BEGIN

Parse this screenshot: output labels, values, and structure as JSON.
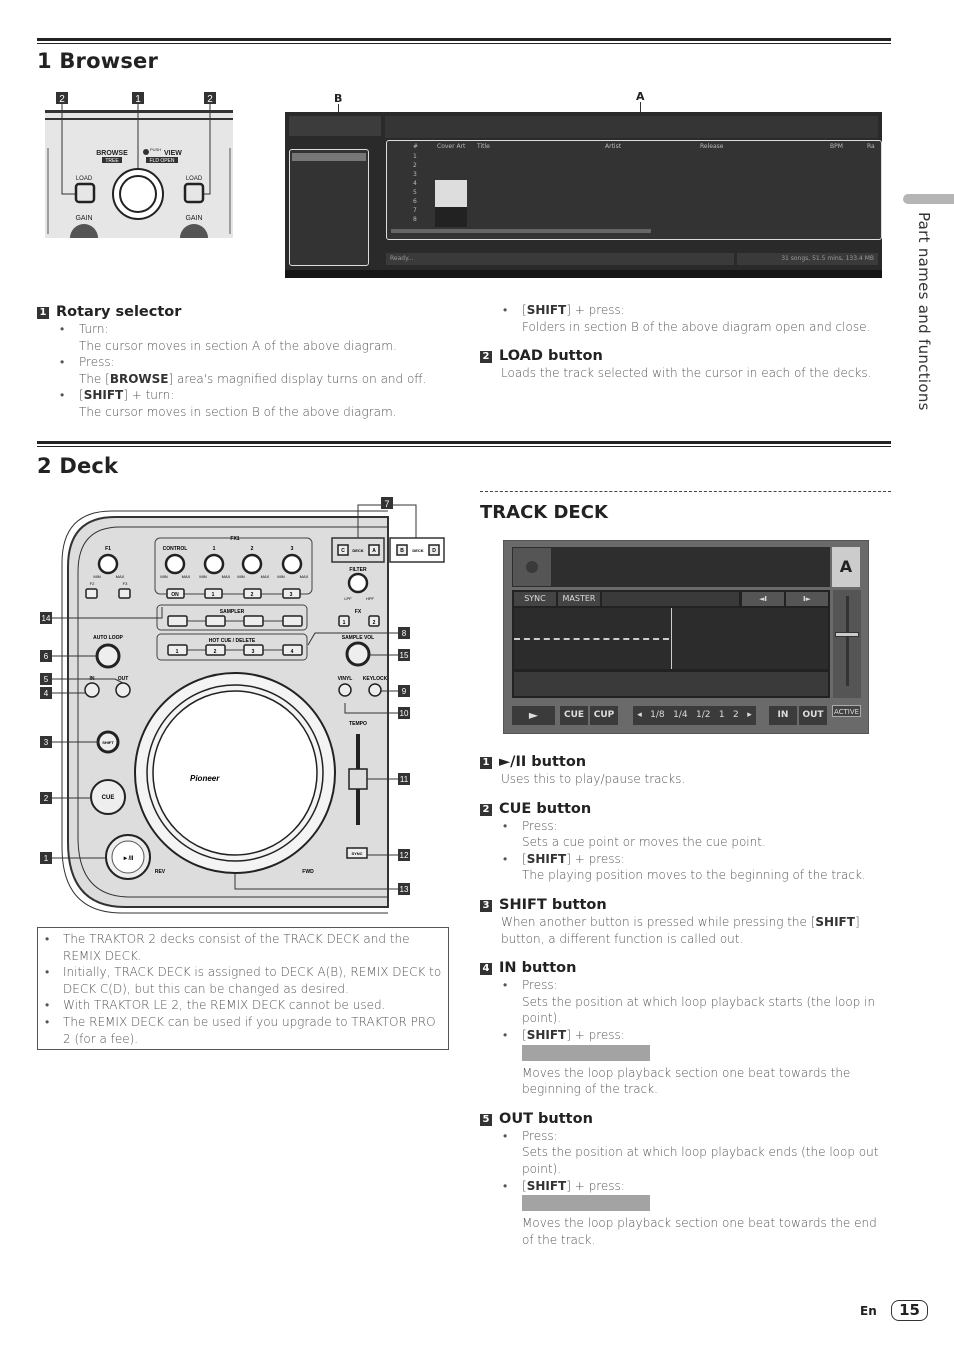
{
  "side_tab": {
    "label": "Part names and functions"
  },
  "browser_section": {
    "title": "1 Browser",
    "controller": {
      "callouts": [
        "2",
        "1",
        "2"
      ],
      "browse": "BROWSE",
      "tree": "TREE",
      "push": "PUSH",
      "view": "VIEW",
      "fld_open": "FLD OPEN",
      "load_left": "LOAD",
      "load_right": "LOAD",
      "gain_left": "GAIN",
      "gain_right": "GAIN"
    },
    "screen_labels": {
      "b": "B",
      "a": "A"
    },
    "screen": {
      "columns": [
        "#",
        "Cover Art",
        "Title",
        "Artist",
        "Release",
        "BPM",
        "Ra"
      ],
      "row_numbers": [
        "1",
        "2",
        "3",
        "4",
        "5",
        "6",
        "7",
        "8"
      ],
      "status_left": "Ready...",
      "status_right": "31 songs, 51.5 mins, 133.4 MB"
    },
    "rotary": {
      "num": "1",
      "title": "Rotary selector",
      "turn": "Turn:",
      "turn_desc": "The cursor moves in section A of the above diagram.",
      "press": "Press:",
      "press_pre": "The [",
      "press_bold": "BROWSE",
      "press_post": "] area's magnified display turns on and off.",
      "shift_pre": "[",
      "shift_bold": "SHIFT",
      "shift_turn_post": "] + turn:",
      "shift_turn_desc": "The cursor moves in section B of the above diagram.",
      "shift_press_post": "] + press:",
      "shift_press_desc": "Folders in section B of the above diagram open and close."
    },
    "load": {
      "num": "2",
      "title": "LOAD button",
      "desc": "Loads the track selected with the cursor in each of the decks."
    }
  },
  "deck_section": {
    "title": "2 Deck",
    "diagram": {
      "fx1": "FX1",
      "f1": "F1",
      "f2": "F2",
      "f3": "F3",
      "control": "CONTROL",
      "k1": "1",
      "k2": "2",
      "k3": "3",
      "min": "MIN",
      "max": "MAX",
      "on": "ON",
      "sampler": "SAMPLER",
      "hot_cue": "HOT CUE / DELETE",
      "auto_loop": "AUTO LOOP",
      "in": "IN",
      "out": "OUT",
      "filter": "FILTER",
      "lpf": "LPF",
      "hpf": "HPF",
      "fx": "FX",
      "sample_vol": "SAMPLE VOL",
      "vinyl": "VINYL",
      "keylock": "KEYLOCK",
      "tempo": "TEMPO",
      "sync": "SYNC",
      "rev": "REV",
      "fwd": "FWD",
      "cue": "CUE",
      "shift": "SHIFT",
      "deck": "DECK",
      "c": "C",
      "a": "A",
      "b": "B",
      "d": "D",
      "play": "►/II",
      "logo": "Pioneer",
      "callouts_left": [
        "14",
        "6",
        "5",
        "4",
        "3",
        "2",
        "1"
      ],
      "callouts_right": [
        "8",
        "15",
        "9",
        "10",
        "11",
        "12",
        "13"
      ],
      "callout_top": "7"
    },
    "notes": [
      "The TRAKTOR 2 decks consist of the TRACK DECK and the REMIX DECK.",
      "Initially, TRACK DECK is assigned to DECK A(B), REMIX DECK to DECK C(D), but this can be changed as desired.",
      "With TRAKTOR LE 2, the REMIX DECK cannot be used.",
      "The REMIX DECK can be used if you upgrade to TRAKTOR PRO 2 (for a fee)."
    ],
    "track_deck": {
      "title": "TRACK DECK",
      "screen": {
        "deck_letter": "A",
        "sync": "SYNC",
        "master": "MASTER",
        "cue": "CUE",
        "cup": "CUP",
        "loop_sizes": [
          "1/8",
          "1/4",
          "1/2",
          "1",
          "2"
        ],
        "in": "IN",
        "out": "OUT",
        "active": "ACTIVE"
      },
      "items": [
        {
          "num": "1",
          "title": "►/II button",
          "desc": "Uses this to play/pause tracks."
        },
        {
          "num": "2",
          "title": "CUE button",
          "press": "Press:",
          "press_desc": "Sets a cue point or moves the cue point.",
          "shift_pre": "[",
          "shift_bold": "SHIFT",
          "shift_post": "] + press:",
          "shift_desc": "The playing position moves to the beginning of the track."
        },
        {
          "num": "3",
          "title": "SHIFT button",
          "desc_pre": "When another button is pressed while pressing the [",
          "desc_bold": "SHIFT",
          "desc_post": "] button, a different function is called out."
        },
        {
          "num": "4",
          "title": "IN button",
          "press": "Press:",
          "press_desc": "Sets the position at which loop playback starts (the loop in point).",
          "shift_pre": "[",
          "shift_bold": "SHIFT",
          "shift_post": "] + press:",
          "shift_desc": "Moves the loop playback section one beat towards the beginning of the track."
        },
        {
          "num": "5",
          "title": "OUT button",
          "press": "Press:",
          "press_desc": "Sets the position at which loop playback ends (the loop out point).",
          "shift_pre": "[",
          "shift_bold": "SHIFT",
          "shift_post": "] + press:",
          "shift_desc": "Moves the loop playback section one beat towards the end of the track."
        }
      ]
    }
  },
  "footer": {
    "lang": "En",
    "page": "15"
  }
}
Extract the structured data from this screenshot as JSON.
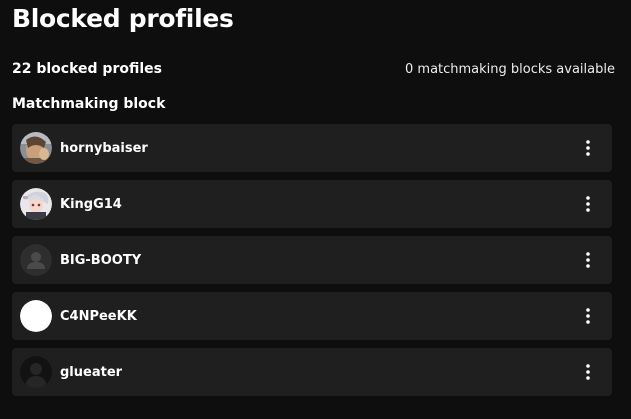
{
  "page_title": "Blocked profiles",
  "summary": {
    "blocked_count": "22 blocked profiles",
    "matchmaking_available": "0 matchmaking blocks available"
  },
  "section_title": "Matchmaking block",
  "profiles": [
    {
      "username": "hornybaiser",
      "avatar": "photo-avatar"
    },
    {
      "username": "KingG14",
      "avatar": "anime-avatar"
    },
    {
      "username": "BIG-BOOTY",
      "avatar": "default-avatar"
    },
    {
      "username": "C4NPeeKK",
      "avatar": "white-avatar"
    },
    {
      "username": "glueater",
      "avatar": "dark-avatar"
    }
  ],
  "row_menu_icon": "more-vertical-icon",
  "colors": {
    "background": "#0e0e0e",
    "row_background": "#1f1f1f",
    "text": "#ffffff"
  }
}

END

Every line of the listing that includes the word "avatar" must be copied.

* [OUTPUT OF THE TASK]
      "avatar": "photo-avatar"
      "avatar": "anime-avatar"
      "avatar": "default-avatar"
      "avatar": "white-avatar"
      "avatar": "dark-avatar"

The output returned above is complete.